-- What is being asked --
What lines in this listing contain the string "前年度実績"? Report each one by copying it.
####
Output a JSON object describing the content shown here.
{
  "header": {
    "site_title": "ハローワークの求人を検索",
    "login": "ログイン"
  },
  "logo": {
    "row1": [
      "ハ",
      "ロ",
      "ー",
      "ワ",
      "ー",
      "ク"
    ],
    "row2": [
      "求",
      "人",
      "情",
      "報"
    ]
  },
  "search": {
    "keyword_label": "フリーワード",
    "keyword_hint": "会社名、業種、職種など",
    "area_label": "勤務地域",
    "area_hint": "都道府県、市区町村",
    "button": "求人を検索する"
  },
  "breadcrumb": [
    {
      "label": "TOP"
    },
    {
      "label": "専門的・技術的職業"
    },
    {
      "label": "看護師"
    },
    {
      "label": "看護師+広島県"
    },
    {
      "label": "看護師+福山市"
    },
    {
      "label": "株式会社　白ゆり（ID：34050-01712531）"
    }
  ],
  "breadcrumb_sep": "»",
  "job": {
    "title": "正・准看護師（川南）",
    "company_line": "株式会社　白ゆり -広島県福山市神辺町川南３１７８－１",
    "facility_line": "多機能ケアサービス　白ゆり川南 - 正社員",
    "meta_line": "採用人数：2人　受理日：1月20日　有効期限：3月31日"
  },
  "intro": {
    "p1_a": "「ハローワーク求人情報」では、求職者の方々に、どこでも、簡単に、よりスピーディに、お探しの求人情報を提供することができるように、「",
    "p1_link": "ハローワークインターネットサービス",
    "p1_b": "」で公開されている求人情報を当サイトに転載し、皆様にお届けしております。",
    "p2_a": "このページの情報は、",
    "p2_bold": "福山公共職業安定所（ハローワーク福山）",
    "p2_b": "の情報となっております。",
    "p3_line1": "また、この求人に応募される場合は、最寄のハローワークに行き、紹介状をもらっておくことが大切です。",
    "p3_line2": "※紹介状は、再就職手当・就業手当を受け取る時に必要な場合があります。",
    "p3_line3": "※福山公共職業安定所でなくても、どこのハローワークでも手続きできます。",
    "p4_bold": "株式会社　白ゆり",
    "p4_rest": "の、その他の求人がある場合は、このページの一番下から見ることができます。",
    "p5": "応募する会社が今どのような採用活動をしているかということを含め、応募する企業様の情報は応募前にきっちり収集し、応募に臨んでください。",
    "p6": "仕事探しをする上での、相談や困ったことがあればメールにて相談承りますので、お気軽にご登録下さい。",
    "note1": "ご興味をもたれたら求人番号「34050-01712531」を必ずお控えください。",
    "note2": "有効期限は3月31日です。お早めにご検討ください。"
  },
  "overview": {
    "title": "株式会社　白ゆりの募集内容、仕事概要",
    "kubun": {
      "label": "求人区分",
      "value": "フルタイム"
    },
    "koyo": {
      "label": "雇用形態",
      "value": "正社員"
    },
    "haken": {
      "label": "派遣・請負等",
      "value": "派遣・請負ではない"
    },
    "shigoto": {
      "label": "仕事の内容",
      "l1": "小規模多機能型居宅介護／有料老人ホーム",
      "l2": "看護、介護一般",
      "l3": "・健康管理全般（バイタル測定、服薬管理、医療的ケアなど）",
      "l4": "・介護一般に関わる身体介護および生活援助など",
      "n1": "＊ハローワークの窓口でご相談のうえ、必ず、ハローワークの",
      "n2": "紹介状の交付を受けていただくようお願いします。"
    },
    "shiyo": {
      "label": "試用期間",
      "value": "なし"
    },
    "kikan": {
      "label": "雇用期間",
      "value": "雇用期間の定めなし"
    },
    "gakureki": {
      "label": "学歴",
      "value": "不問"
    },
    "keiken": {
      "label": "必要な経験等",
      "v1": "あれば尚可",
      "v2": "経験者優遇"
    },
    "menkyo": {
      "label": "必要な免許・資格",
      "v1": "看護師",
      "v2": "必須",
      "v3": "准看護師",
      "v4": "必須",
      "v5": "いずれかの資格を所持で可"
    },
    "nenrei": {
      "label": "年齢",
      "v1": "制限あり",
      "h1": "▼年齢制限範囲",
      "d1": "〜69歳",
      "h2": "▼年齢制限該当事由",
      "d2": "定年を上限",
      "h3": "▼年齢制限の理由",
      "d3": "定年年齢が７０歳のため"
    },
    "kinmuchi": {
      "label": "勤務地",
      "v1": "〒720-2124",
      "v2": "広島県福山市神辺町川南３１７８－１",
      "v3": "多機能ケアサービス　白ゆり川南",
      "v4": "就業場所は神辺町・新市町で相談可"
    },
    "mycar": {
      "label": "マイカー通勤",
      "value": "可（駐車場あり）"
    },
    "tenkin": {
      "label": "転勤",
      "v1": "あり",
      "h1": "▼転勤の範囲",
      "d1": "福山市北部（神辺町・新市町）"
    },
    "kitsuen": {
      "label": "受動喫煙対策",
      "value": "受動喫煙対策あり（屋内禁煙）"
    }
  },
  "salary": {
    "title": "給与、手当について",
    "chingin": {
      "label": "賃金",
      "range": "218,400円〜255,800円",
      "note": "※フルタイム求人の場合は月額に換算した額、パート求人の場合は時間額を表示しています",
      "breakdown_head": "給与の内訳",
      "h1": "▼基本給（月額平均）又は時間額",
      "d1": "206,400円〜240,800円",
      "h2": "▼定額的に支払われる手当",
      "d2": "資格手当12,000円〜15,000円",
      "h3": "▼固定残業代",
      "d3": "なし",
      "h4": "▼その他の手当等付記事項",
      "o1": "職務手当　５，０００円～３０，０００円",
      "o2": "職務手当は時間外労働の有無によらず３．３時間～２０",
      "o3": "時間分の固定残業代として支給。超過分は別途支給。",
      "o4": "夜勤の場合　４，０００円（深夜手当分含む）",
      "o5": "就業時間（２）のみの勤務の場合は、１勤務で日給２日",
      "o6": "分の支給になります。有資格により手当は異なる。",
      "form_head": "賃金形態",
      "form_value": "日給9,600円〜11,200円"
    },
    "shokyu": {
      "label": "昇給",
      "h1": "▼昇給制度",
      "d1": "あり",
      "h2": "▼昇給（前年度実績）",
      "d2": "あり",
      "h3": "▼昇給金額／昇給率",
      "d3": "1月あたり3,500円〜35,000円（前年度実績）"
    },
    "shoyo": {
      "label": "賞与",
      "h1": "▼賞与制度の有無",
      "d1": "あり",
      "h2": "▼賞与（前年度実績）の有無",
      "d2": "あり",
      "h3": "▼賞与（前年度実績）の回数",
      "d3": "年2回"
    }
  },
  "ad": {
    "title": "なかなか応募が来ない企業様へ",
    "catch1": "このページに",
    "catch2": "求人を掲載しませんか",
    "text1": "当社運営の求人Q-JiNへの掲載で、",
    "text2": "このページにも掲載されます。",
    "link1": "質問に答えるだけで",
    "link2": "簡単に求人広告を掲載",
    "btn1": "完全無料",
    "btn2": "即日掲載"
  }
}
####
-- Answer box --
      "h2": "▼昇給（前年度実績）",
      "d3": "1月あたり3,500円〜35,000円（前年度実績）"
      "h2": "▼賞与（前年度実績）の有無",
      "h3": "▼賞与（前年度実績）の回数",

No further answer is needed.